JPMorgan CEO Jamie Dimon and Wells Fargo CEO Charles Swarf have said that they will “probably” cancel their State Financial Officers Foundation (SFOF) membership after Illinois congressman Sean Casten informed them that the organisation “is spreading disinformation and blocking the capital sector from freely allocating capital”. Both CEOs said they were unaware their firm was funding SFOF but that they would halt their support if Casten’s accusations are true. In June, Responsible Investor revealed the involvement of leading financial institutions with the group, which has emerged as one of the drivers of the anti-ESG movement in the US.

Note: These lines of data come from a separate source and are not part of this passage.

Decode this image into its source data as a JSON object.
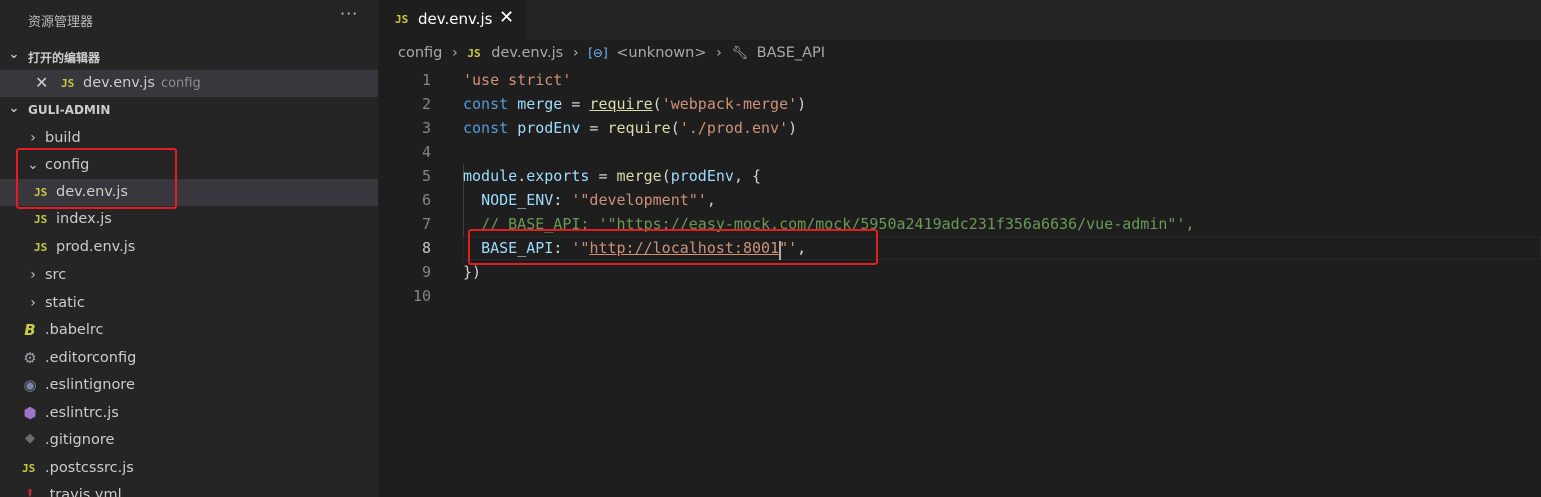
{
  "sidebar": {
    "title": "资源管理器",
    "more_icon": "ellipsis-icon",
    "open_editors_header": "打开的编辑器",
    "open_editors": [
      {
        "label": "dev.env.js",
        "desc": "config",
        "icon": "JS"
      }
    ],
    "project_header": "GULI-ADMIN",
    "tree": [
      {
        "label": "build",
        "type": "folder",
        "expanded": false
      },
      {
        "label": "config",
        "type": "folder",
        "expanded": true
      },
      {
        "label": "dev.env.js",
        "type": "js",
        "icon": "JS"
      },
      {
        "label": "index.js",
        "type": "js",
        "icon": "JS"
      },
      {
        "label": "prod.env.js",
        "type": "js",
        "icon": "JS"
      },
      {
        "label": "src",
        "type": "folder",
        "expanded": false
      },
      {
        "label": "static",
        "type": "folder",
        "expanded": false
      },
      {
        "label": ".babelrc",
        "type": "babel"
      },
      {
        "label": ".editorconfig",
        "type": "gear"
      },
      {
        "label": ".eslintignore",
        "type": "circle"
      },
      {
        "label": ".eslintrc.js",
        "type": "eslint"
      },
      {
        "label": ".gitignore",
        "type": "git"
      },
      {
        "label": ".postcssrc.js",
        "type": "js",
        "icon": "JS"
      },
      {
        "label": ".travis.yml",
        "type": "yml"
      }
    ]
  },
  "tab": {
    "label": "dev.env.js",
    "icon": "JS",
    "close": "✕"
  },
  "breadcrumb": {
    "folder": "config",
    "file": "dev.env.js",
    "file_icon": "JS",
    "symbol": "<unknown>",
    "property": "BASE_API"
  },
  "editor": {
    "current_line": 8,
    "line_numbers": [
      "1",
      "2",
      "3",
      "4",
      "5",
      "6",
      "7",
      "8",
      "9",
      "10"
    ],
    "lines": [
      [
        {
          "t": "'use strict'",
          "c": "str"
        }
      ],
      [
        {
          "t": "const ",
          "c": "kw"
        },
        {
          "t": "merge",
          "c": "var"
        },
        {
          "t": " = ",
          "c": "op"
        },
        {
          "t": "require",
          "c": "fn ul"
        },
        {
          "t": "(",
          "c": "op"
        },
        {
          "t": "'webpack-merge'",
          "c": "str"
        },
        {
          "t": ")",
          "c": "op"
        }
      ],
      [
        {
          "t": "const ",
          "c": "kw"
        },
        {
          "t": "prodEnv",
          "c": "var"
        },
        {
          "t": " = ",
          "c": "op"
        },
        {
          "t": "require",
          "c": "fn"
        },
        {
          "t": "(",
          "c": "op"
        },
        {
          "t": "'./prod.env'",
          "c": "str"
        },
        {
          "t": ")",
          "c": "op"
        }
      ],
      [],
      [
        {
          "t": "module",
          "c": "var"
        },
        {
          "t": ".",
          "c": "op"
        },
        {
          "t": "exports",
          "c": "var"
        },
        {
          "t": " = ",
          "c": "op"
        },
        {
          "t": "merge",
          "c": "fn"
        },
        {
          "t": "(",
          "c": "op"
        },
        {
          "t": "prodEnv",
          "c": "var"
        },
        {
          "t": ", {",
          "c": "op"
        }
      ],
      [
        {
          "t": "  ",
          "c": "op"
        },
        {
          "t": "NODE_ENV",
          "c": "var"
        },
        {
          "t": ": ",
          "c": "op"
        },
        {
          "t": "'\"development\"'",
          "c": "str"
        },
        {
          "t": ",",
          "c": "op"
        }
      ],
      [
        {
          "t": "  ",
          "c": "op"
        },
        {
          "t": "// BASE_API: '\"https://easy-mock.com/mock/5950a2419adc231f356a6636/vue-admin\"',",
          "c": "cmt"
        }
      ],
      [
        {
          "t": "  ",
          "c": "op"
        },
        {
          "t": "BASE_API",
          "c": "var"
        },
        {
          "t": ": ",
          "c": "op"
        },
        {
          "t": "'\"",
          "c": "str"
        },
        {
          "t": "http://localhost:8001",
          "c": "str ul"
        },
        {
          "t": "\"'",
          "c": "str"
        },
        {
          "t": ",",
          "c": "op"
        }
      ],
      [
        {
          "t": "})",
          "c": "op"
        }
      ],
      []
    ]
  }
}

UN Secretary-General António Guterres called for a windfall tax on fossil fuel companies in an urgent appeal to the General Assembly on Tuesday. He said: “Our world is addicted to fossil fuels. It’s time for an intervention. We need to hold fossil fuel companies and their enablers to account. That includes the banks, private equity, asset managers and other financial institutions that continue to invest and underwrite carbon pollution.” He added that the money raised should be used to support society’s poorest and most vulnerable groups, which are being impacted the most by the effects of climate change.

The Japanese Ministry of Economy, Trade and Industry (METI) has released due diligence guidelines on human rights in responsible supply chains following the closure of a three-week consultation period. The government has officially adopted the guidelines and METI will actively publicise the initiative and ensure the progress of respect for human rights in Japanese businesses.

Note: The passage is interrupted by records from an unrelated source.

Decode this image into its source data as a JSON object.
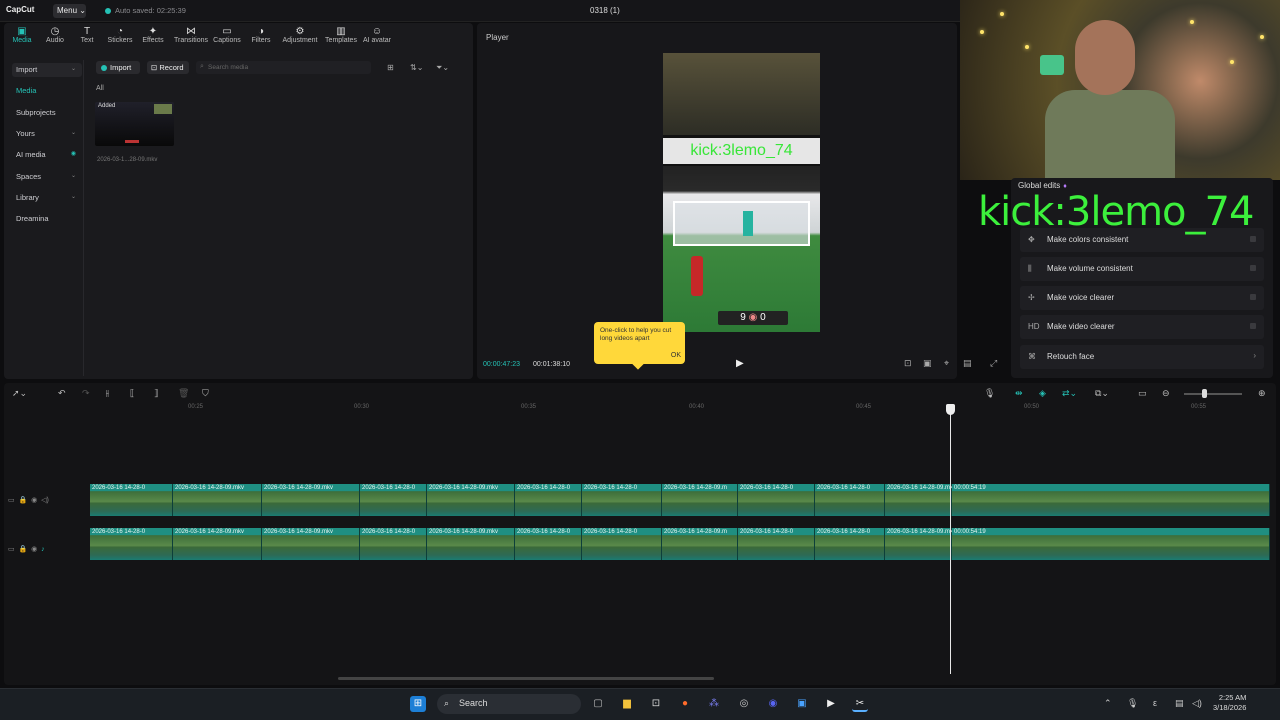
{
  "app": {
    "logo": "CapCut",
    "menu": "Menu",
    "autosave": "Auto saved: 02:25:39",
    "project": "0318 (1)"
  },
  "toolbar": [
    {
      "icon": "media-icon",
      "label": "Media"
    },
    {
      "icon": "audio-icon",
      "label": "Audio"
    },
    {
      "icon": "text-icon",
      "label": "Text"
    },
    {
      "icon": "stickers-icon",
      "label": "Stickers"
    },
    {
      "icon": "effects-icon",
      "label": "Effects"
    },
    {
      "icon": "transitions-icon",
      "label": "Transitions"
    },
    {
      "icon": "captions-icon",
      "label": "Captions"
    },
    {
      "icon": "filters-icon",
      "label": "Filters"
    },
    {
      "icon": "adjustment-icon",
      "label": "Adjustment"
    },
    {
      "icon": "templates-icon",
      "label": "Templates"
    },
    {
      "icon": "ai-avatar-icon",
      "label": "AI avatar"
    }
  ],
  "leftnav": [
    "Import",
    "Media",
    "Subprojects",
    "Yours",
    "AI media",
    "Spaces",
    "Library",
    "Dreamina"
  ],
  "media": {
    "import_btn": "Import",
    "record_btn": "Record",
    "search_placeholder": "Search media",
    "filter_all": "All",
    "thumb_added": "Added",
    "thumb_name": "2026-03-1...28-09.mkv"
  },
  "player": {
    "label": "Player",
    "overlay_caption": "kick:3lemo_74",
    "score_left": "9",
    "score_right": "0",
    "tip_text": "One-click to help you cut long videos apart",
    "tip_ok": "OK",
    "time_current": "00:00:47:23",
    "time_total": "00:01:38:10"
  },
  "inspector": {
    "title": "Global edits",
    "rows": [
      {
        "icon": "palette-icon",
        "label": "Make colors consistent"
      },
      {
        "icon": "volume-icon",
        "label": "Make volume consistent"
      },
      {
        "icon": "voice-icon",
        "label": "Make voice clearer"
      },
      {
        "icon": "hd-icon",
        "glyph": "HD",
        "label": "Make video clearer"
      },
      {
        "icon": "retouch-icon",
        "label": "Retouch face"
      }
    ]
  },
  "webcam_overlay": "kick:3lemo_74",
  "timeline": {
    "ruler": [
      "00:25",
      "00:30",
      "00:35",
      "00:40",
      "00:45",
      "00:50",
      "00:55"
    ],
    "track1": [
      "2026-03-16 14-28-0",
      "2026-03-16 14-28-09.mkv",
      "2026-03-16 14-28-09.mkv",
      "2026-03-16 14-28-0",
      "2026-03-16 14-28-09.mkv",
      "2026-03-16 14-28-0",
      "2026-03-16 14-28-0",
      "2026-03-16 14-28-09.m",
      "2026-03-16 14-28-0",
      "2026-03-16 14-28-0",
      "2026-03-16 14-28-09.mkv",
      "00:00:54:19"
    ],
    "track2": [
      "2026-03-16 14-28-0",
      "2026-03-16 14-28-09.mkv",
      "2026-03-16 14-28-09.mkv",
      "2026-03-16 14-28-0",
      "2026-03-16 14-28-09.mkv",
      "2026-03-16 14-28-0",
      "2026-03-16 14-28-0",
      "2026-03-16 14-28-09.m",
      "2026-03-16 14-28-0",
      "2026-03-16 14-28-0",
      "2026-03-16 14-28-09.mkv",
      "00:00:54:19"
    ]
  },
  "taskbar": {
    "search": "Search",
    "time": "2:25 AM",
    "date": "3/18/2026"
  },
  "colors": {
    "accent": "#25c2b6",
    "track": "#1a7c72",
    "tip": "#ffd83a",
    "overlay": "#3cf03c"
  }
}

New York City comptroller Brad Lander and mayor Eric Adams have announced plans for the city’s first sale of social bonds. An inaugural deal is scheduled for October and will raise around $400 million, which will support more than 3,000 units of affordable and safe housing.

A climate data steering committee launched by French president Emmanuel Macron and former New York mayor Michael Bloomberg has recommended developments including company and financial institution-level data for direct emissions, transparent reports on net-zero targets and openly accessible statistical classification information. Announced in June, the initiative aims to advise on the creation of an open-data public platform that will collect, aggregate and standardise net-zero climate transition data based on private sector climate commitments. A public consultation on the design of the platform is underway and will end on 20 October. Other ongoing initiatives in the area include OS-Climate and the upcoming European Single Access Point.

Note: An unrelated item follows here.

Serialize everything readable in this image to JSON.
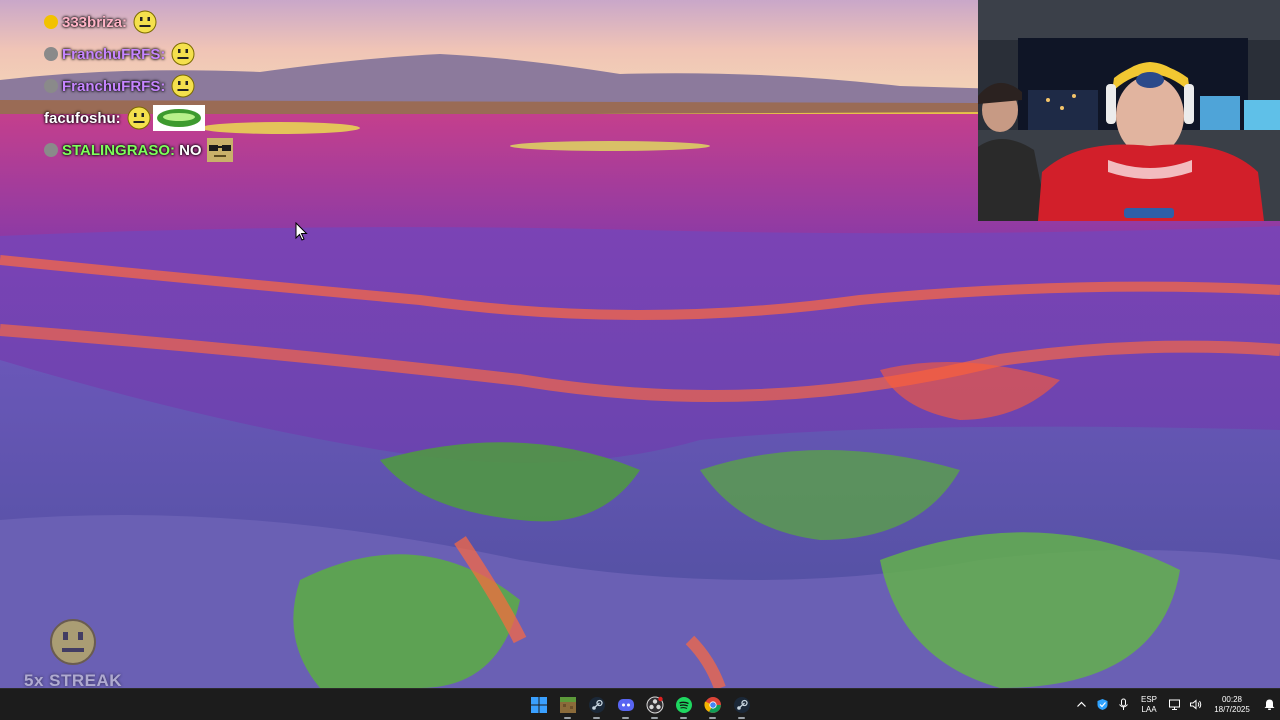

The Nature Conservancy (TNC) has announced its third global debt conversion in Barbados. The deal, which is led by Credit Suisse and CIBC FirstCaribbean, will unlock around $50 million for environmental and sustainable development projects, and forms part of TNC’s blue bonds for ocean conservation strategy. The transaction is also aligned with the 30×30 campaign, which seeks to safeguard 30 percent of the world’s ocean, lands and freshwater by 2030.

RMI’s Centre for Climate-Aligned Finance is due to launch the Sustainable Steel Principles (SSP) at Climate Week NYC on Friday. The SSP’s founding signatories will outline the first climate-aligned finance agreement for lenders to the global steel sector. The initiative was launched in May 2021 by Citi, Goldman Sachs, ING, Société Générale, Standard Chartered and UniCredit.

A new report from the Taskforce on Nature Markets has found that the biodiversity industry is currently valued at $7 trillion, which is equivalent to 8.6 percent of global GDP, and that more than half of the total value is from agricultural production.

As You Sow, a shareholder advocacy non-profit, has published a report with findings on increasing shareholder ESG advocacy. Of the 196 engagements put forward, 99 were escalated, with 79 shareholders filing resolutions and around two-thirds of cases being successfully withdrawn. Shareholders voted on 32 proposals, and a record 10 majority votes and 41.1 percent median support were recorded. Of the 15 resolutions challenged at the SEC, only one was omitted by the regulator. The engagements addressed issues including climate change, DEI, racial justice, plastics, political spending, biodiversity, corporate misalignment with investing, and governance.